Zell Miller, whose brief but uproarious stint as Georgia’s senior senator ends in January, says he’s ready to put politics and campaigns behind him.
Miller, who riled fellow Democrats by declaring they were, as the title of his latest book suggests, “A National Party No More,” said in an interview Thursday he just wanted to return to a college classroom.
“That’s what I’ve been doing off and on all my life,” said Miller, who has taught at his hometown school, Young Harris College; his alma mater, the University of Georgia; and Emory University between stints as a state senator, lieutenant governor, governor and now U.S. senator.
“That’s what I’d like to be doing,” he said.
And after writing several books, including his latest broadside against his own party, Miller hinted he already was kicking around ideas for another tome or two â€” topics to be announced later.
Senate rules forbid Miller from negotiating his next paying job before leaving office.

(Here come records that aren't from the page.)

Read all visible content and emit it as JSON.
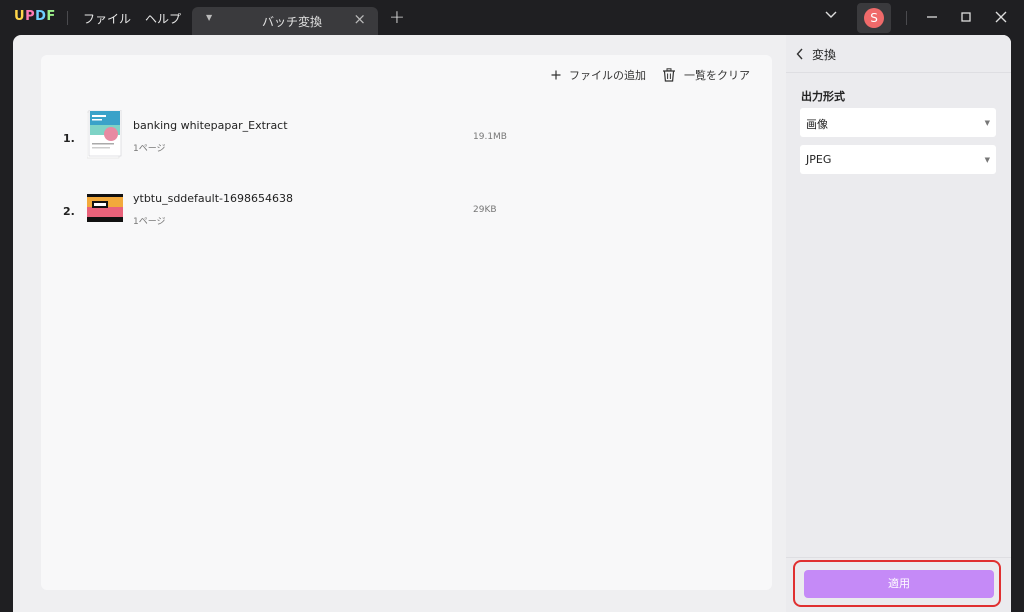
{
  "app": {
    "logo": [
      "U",
      "P",
      "D",
      "F"
    ]
  },
  "menu": {
    "file": "ファイル",
    "help": "ヘルプ"
  },
  "tab": {
    "label": "バッチ変換"
  },
  "user": {
    "avatar_letter": "S"
  },
  "toolbar": {
    "add_files": "ファイルの追加",
    "clear_list": "一覧をクリア"
  },
  "files": [
    {
      "index": "1.",
      "name": "banking whitepapar_Extract",
      "pages": "1ページ",
      "size": "19.1MB"
    },
    {
      "index": "2.",
      "name": "ytbtu_sddefault-1698654638",
      "pages": "1ページ",
      "size": "29KB"
    }
  ],
  "side": {
    "title": "変換",
    "format_label": "出力形式",
    "format_type": "画像",
    "format_subtype": "JPEG",
    "apply_label": "適用"
  },
  "colors": {
    "accent": "#c58af7",
    "highlight": "#e03030"
  }
}
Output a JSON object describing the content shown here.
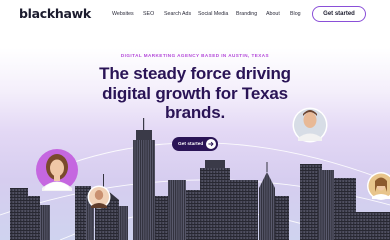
{
  "brand": {
    "logo_text": "blackhawk"
  },
  "nav": {
    "items": [
      {
        "label": "Websites"
      },
      {
        "label": "SEO"
      },
      {
        "label": "Search Ads"
      },
      {
        "label": "Social Media"
      },
      {
        "label": "Branding"
      },
      {
        "label": "About"
      },
      {
        "label": "Blog"
      }
    ],
    "cta_label": "Get started"
  },
  "hero": {
    "eyebrow": "DIGITAL MARKETING AGENCY BASED IN AUSTIN, TEXAS",
    "headline_line1": "The steady force driving",
    "headline_line2": "digital growth for Texas",
    "headline_line3": "brands.",
    "cta_label": "Get started"
  },
  "colors": {
    "brand_purple": "#2a1456",
    "accent_purple": "#8a4fd8",
    "eyebrow_pink": "#b347d9",
    "building": "#2e2e3a"
  },
  "icons": {
    "cta_arrow": "arrow-right-icon"
  }
}
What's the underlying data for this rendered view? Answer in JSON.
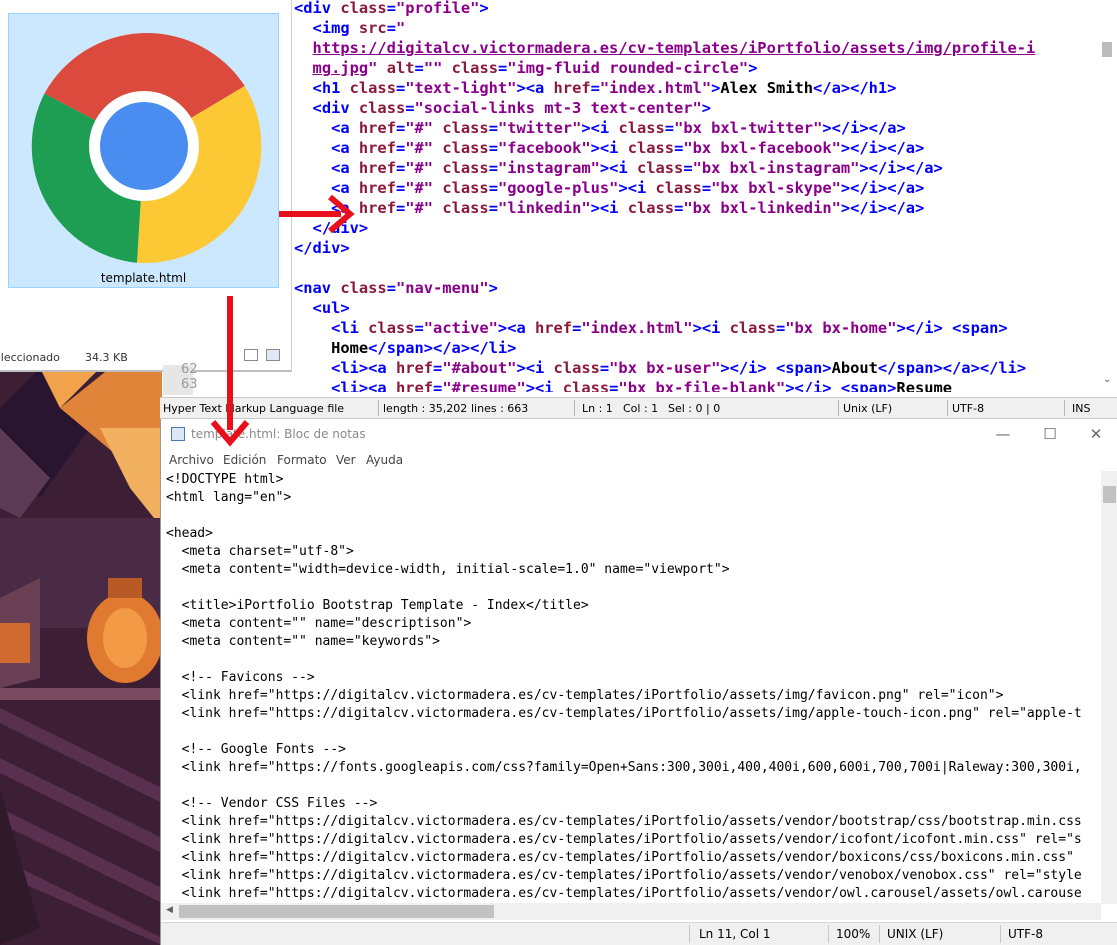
{
  "explorer": {
    "file_label": "template.html",
    "status_selected": "eleccionado",
    "status_size": "34.3 KB"
  },
  "editor": {
    "status": {
      "filetype": "Hyper Text Markup Language file",
      "length": "length : 35,202",
      "lines": "lines : 663",
      "ln": "Ln : 1",
      "col": "Col : 1",
      "sel": "Sel : 0 | 0",
      "eol": "Unix (LF)",
      "encoding": "UTF-8",
      "mode": "INS"
    },
    "gutter_lines": [
      "62",
      "63"
    ]
  },
  "notepad": {
    "title": "template.html: Bloc de notas",
    "menu": [
      "Archivo",
      "Edición",
      "Formato",
      "Ver",
      "Ayuda"
    ],
    "lines": [
      "<!DOCTYPE html>",
      "<html lang=\"en\">",
      "",
      "<head>",
      "  <meta charset=\"utf-8\">",
      "  <meta content=\"width=device-width, initial-scale=1.0\" name=\"viewport\">",
      "",
      "  <title>iPortfolio Bootstrap Template - Index</title>",
      "  <meta content=\"\" name=\"descriptison\">",
      "  <meta content=\"\" name=\"keywords\">",
      "",
      "  <!-- Favicons -->",
      "  <link href=\"https://digitalcv.victormadera.es/cv-templates/iPortfolio/assets/img/favicon.png\" rel=\"icon\">",
      "  <link href=\"https://digitalcv.victormadera.es/cv-templates/iPortfolio/assets/img/apple-touch-icon.png\" rel=\"apple-t",
      "",
      "  <!-- Google Fonts -->",
      "  <link href=\"https://fonts.googleapis.com/css?family=Open+Sans:300,300i,400,400i,600,600i,700,700i|Raleway:300,300i,",
      "",
      "  <!-- Vendor CSS Files -->",
      "  <link href=\"https://digitalcv.victormadera.es/cv-templates/iPortfolio/assets/vendor/bootstrap/css/bootstrap.min.css",
      "  <link href=\"https://digitalcv.victormadera.es/cv-templates/iPortfolio/assets/vendor/icofont/icofont.min.css\" rel=\"s",
      "  <link href=\"https://digitalcv.victormadera.es/cv-templates/iPortfolio/assets/vendor/boxicons/css/boxicons.min.css\"",
      "  <link href=\"https://digitalcv.victormadera.es/cv-templates/iPortfolio/assets/vendor/venobox/venobox.css\" rel=\"style",
      "  <link href=\"https://digitalcv.victormadera.es/cv-templates/iPortfolio/assets/vendor/owl.carousel/assets/owl.carouse"
    ],
    "status": {
      "position": "Ln 11, Col 1",
      "zoom": "100%",
      "eol": "UNIX (LF)",
      "encoding": "UTF-8"
    }
  },
  "colors": {
    "tag": "#0000ff",
    "attribute": "#8b1a3a",
    "value": "#8b008b",
    "arrow": "#e8101a",
    "selection": "#cce8ff"
  }
}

But spokesmen for the two schools at which Miller taught until July 2000, when he was appointed to fill the seat of the late Sen. Paul Coverdell, said they would warmly welcome home Washington’s least welcome Democrat.

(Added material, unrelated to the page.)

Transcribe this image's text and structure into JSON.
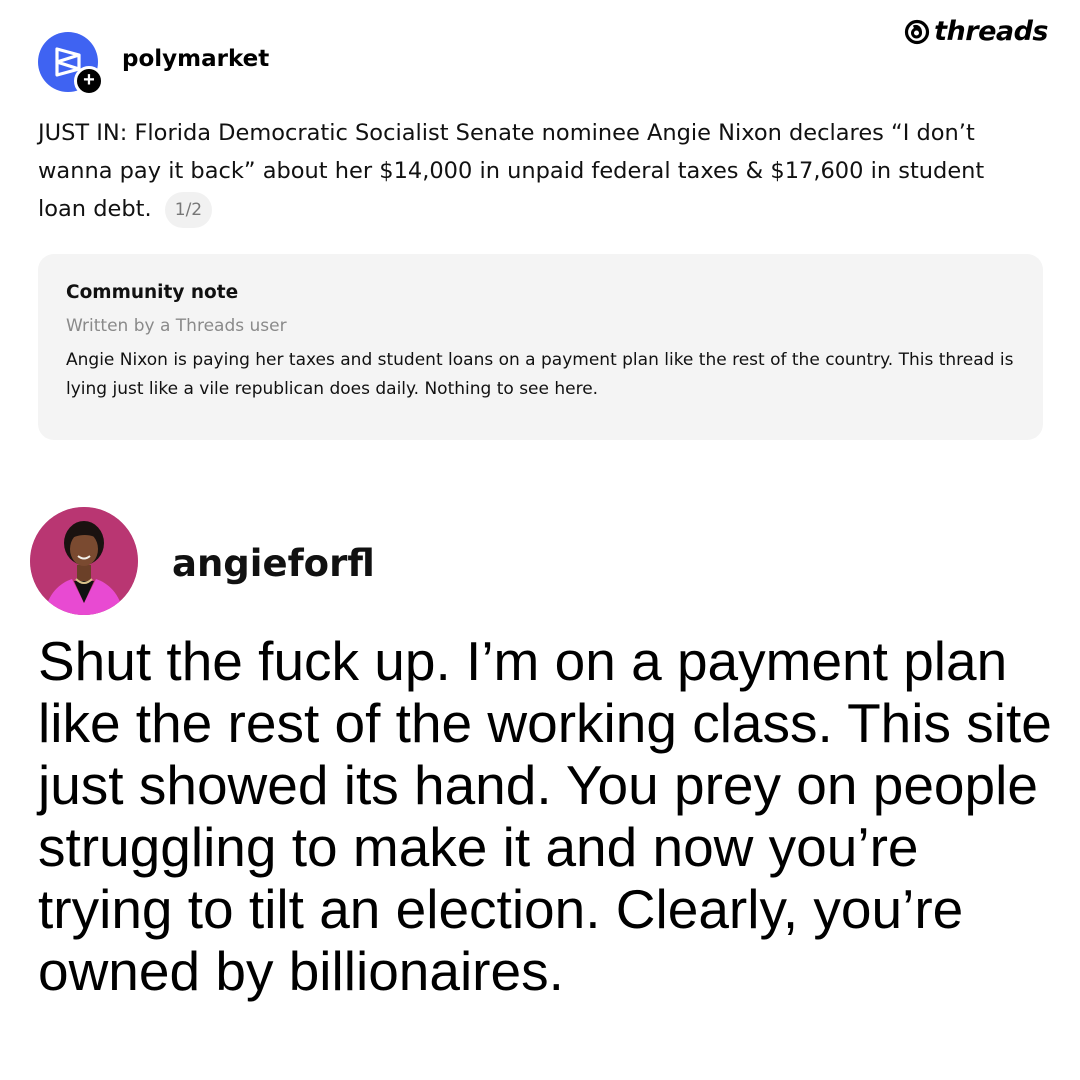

“If he chooses to teach, there’ll be a spot for him,” Young Harris’ academic dean, Louisa Franklin, said. “He’s actually still listed as a faculty member here.”
“The University of Georgia would be honored to have him back,” said spokesman Tom Jackson.

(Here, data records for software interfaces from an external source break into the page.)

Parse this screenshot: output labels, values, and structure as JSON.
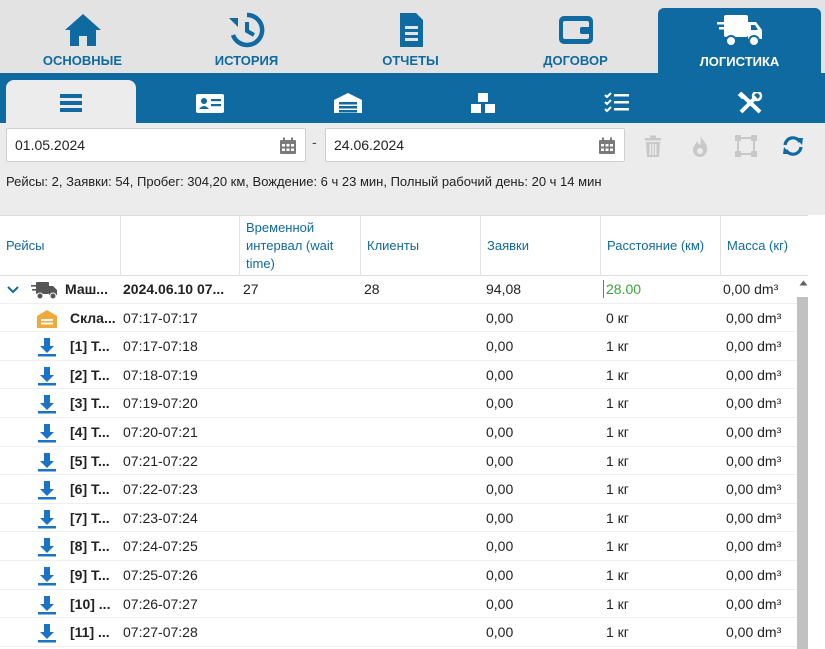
{
  "top_tabs": [
    {
      "label": "ОСНОВНЫЕ",
      "icon": "home-icon"
    },
    {
      "label": "ИСТОРИЯ",
      "icon": "history-icon"
    },
    {
      "label": "ОТЧЕТЫ",
      "icon": "report-icon"
    },
    {
      "label": "ДОГОВОР",
      "icon": "wallet-icon"
    },
    {
      "label": "ЛОГИСТИКА",
      "icon": "truck-icon",
      "active": true
    }
  ],
  "sub_tabs": [
    {
      "icon": "list-icon",
      "active": true
    },
    {
      "icon": "id-card-icon"
    },
    {
      "icon": "warehouse-icon"
    },
    {
      "icon": "boxes-icon"
    },
    {
      "icon": "checklist-icon"
    },
    {
      "icon": "tools-icon"
    }
  ],
  "filter": {
    "date_from": "01.05.2024",
    "date_to": "24.06.2024",
    "separator": "-",
    "summary": "Рейсы: 2, Заявки: 54, Пробег: 304,20 км, Вождение: 6 ч 23 мин, Полный рабочий день: 20 ч 14 мин"
  },
  "columns": [
    "Рейсы",
    "",
    "Временной интервал (wait time)",
    "Клиенты",
    "Заявки",
    "Расстояние (км)",
    "Масса (кг)"
  ],
  "trip_row": {
    "name": "Маш...",
    "date": "2024.06.10 07...",
    "interval": "27",
    "clients": "28",
    "orders": "94,08",
    "distance": "28.00",
    "mass": "0,00 dm³"
  },
  "rows": [
    {
      "name": "Скла...",
      "time": "07:17-07:17",
      "orders": "0,00",
      "distance": "0 кг",
      "mass": "0,00 dm³",
      "icon": "warehouse-icon"
    },
    {
      "name": "[1] T...",
      "time": "07:17-07:18",
      "orders": "0,00",
      "distance": "1 кг",
      "mass": "0,00 dm³",
      "icon": "download-icon"
    },
    {
      "name": "[2] T...",
      "time": "07:18-07:19",
      "orders": "0,00",
      "distance": "1 кг",
      "mass": "0,00 dm³",
      "icon": "download-icon"
    },
    {
      "name": "[3] T...",
      "time": "07:19-07:20",
      "orders": "0,00",
      "distance": "1 кг",
      "mass": "0,00 dm³",
      "icon": "download-icon"
    },
    {
      "name": "[4] T...",
      "time": "07:20-07:21",
      "orders": "0,00",
      "distance": "1 кг",
      "mass": "0,00 dm³",
      "icon": "download-icon"
    },
    {
      "name": "[5] T...",
      "time": "07:21-07:22",
      "orders": "0,00",
      "distance": "1 кг",
      "mass": "0,00 dm³",
      "icon": "download-icon"
    },
    {
      "name": "[6] T...",
      "time": "07:22-07:23",
      "orders": "0,00",
      "distance": "1 кг",
      "mass": "0,00 dm³",
      "icon": "download-icon"
    },
    {
      "name": "[7] T...",
      "time": "07:23-07:24",
      "orders": "0,00",
      "distance": "1 кг",
      "mass": "0,00 dm³",
      "icon": "download-icon"
    },
    {
      "name": "[8] T...",
      "time": "07:24-07:25",
      "orders": "0,00",
      "distance": "1 кг",
      "mass": "0,00 dm³",
      "icon": "download-icon"
    },
    {
      "name": "[9] T...",
      "time": "07:25-07:26",
      "orders": "0,00",
      "distance": "1 кг",
      "mass": "0,00 dm³",
      "icon": "download-icon"
    },
    {
      "name": "[10] ...",
      "time": "07:26-07:27",
      "orders": "0,00",
      "distance": "1 кг",
      "mass": "0,00 dm³",
      "icon": "download-icon"
    },
    {
      "name": "[11] ...",
      "time": "07:27-07:28",
      "orders": "0,00",
      "distance": "1 кг",
      "mass": "0,00 dm³",
      "icon": "download-icon"
    }
  ],
  "colors": {
    "brand_blue": "#0e6aa0",
    "tab_bg": "#e3e3e3",
    "distance_green": "#3aa63a",
    "row_icon_blue": "#1a73c7",
    "warehouse_orange": "#f2a93b"
  }
}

The positions Miller held at both schools, coincidentally, are vacant.